The judges said the family courts are engaged in a “continuing process aimed at developing and improving” procedures, including the implementation of a Ministry of Justice (MoJ) report – the harm report – which concluded that the present adversarial system for resolving contact disputes is a “barrier” to the ability of courts to respond “consistently and effectively” to domestic abuse.
The MoJ has now started work on how to give effect to the new approach and is designing pilots of Integrated Domestic Abuse Courts.
The judges said there is also the Domestic Abuse Bill currently before Parliament and the president of the Family Division’s private law working group, which published its second report in April last year, and its recommendations are starting to be tested in pilot schemes.

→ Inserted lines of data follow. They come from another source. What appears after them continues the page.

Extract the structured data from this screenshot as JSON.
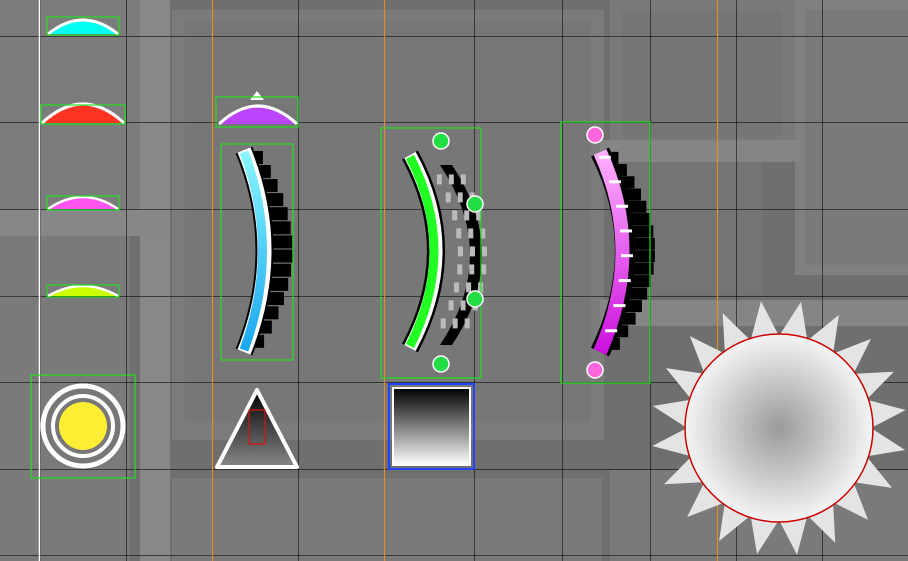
{
  "editor": {
    "view": "level-editor-canvas",
    "grid": true,
    "guide_line_colors": {
      "white": "#ffffff",
      "orange": "#e08a2a"
    },
    "selection_color": "#22dd22",
    "handle_colors": {
      "green": "#22dd44",
      "pink": "#ff66dd"
    }
  },
  "objects": {
    "bounce_pads": [
      {
        "icon": "bounce-pad-icon",
        "color": "#00ffee"
      },
      {
        "icon": "bounce-pad-icon",
        "color": "#ff3322"
      },
      {
        "icon": "bounce-pad-icon",
        "color": "#ff55ee"
      },
      {
        "icon": "bounce-pad-icon",
        "color": "#ccff00"
      }
    ],
    "spider_pad": {
      "icon": "spider-pad-icon",
      "color": "#bb44ff"
    },
    "portal_cyan": {
      "icon": "gravity-portal-icon",
      "color": "#33ccff"
    },
    "portal_green": {
      "icon": "mini-portal-icon",
      "color": "#22ff22"
    },
    "portal_magenta": {
      "icon": "dual-portal-icon",
      "color": "#ff33ff"
    },
    "jump_ring": {
      "icon": "jump-orb-icon",
      "color": "#ffee33"
    },
    "spike": {
      "icon": "spike-icon"
    },
    "block": {
      "icon": "block-icon",
      "border": "#2244ff"
    },
    "saw": {
      "icon": "sawblade-icon",
      "outline": "#cc0000"
    }
  }
}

They said there is a “limit” to the extent to which they could give general guidance in light of these initiatives and the fact that they were determining four individual cases.
The judges said in the ruling: “It would be both impossible and inappropriate for us, as judges in the Court of Appeal, following a short hearing of four appeals, to lay down comprehensive guidance in this judgment aimed at resolving (or even identifying) the many difficulties that are said to exist and which are the very subject of these more extensive endeavours.”
The four appeals, which were considered at the January hearing, were brought by mothers and involved family court proceedings concerning the welfare of children in which at least one parent had made allegations of domestic abuse against the other.
The court allowed three of the appeals and sent them back to the family court to be considered afresh by a different judge, while the fourth appeal was dismissed because the mother in that case no longer wished to overturn the order for her child to have contact with its father.
The judges said such cases are “far from rare”, with the family courts receiving 55,253 private law applications in 2019/2020 by parents seeking resolution of a dispute with the other over future care arrangements for their child.
They said it is thought that allegations of domestic abuse are made in at least 40% of this type of case which, if correct, means judges and magistrates have to consider about 22,000 such cases a year.
In addition, they said the family courts received 29,285 applications for injunction orders from parents seeking protection from domestic abuse.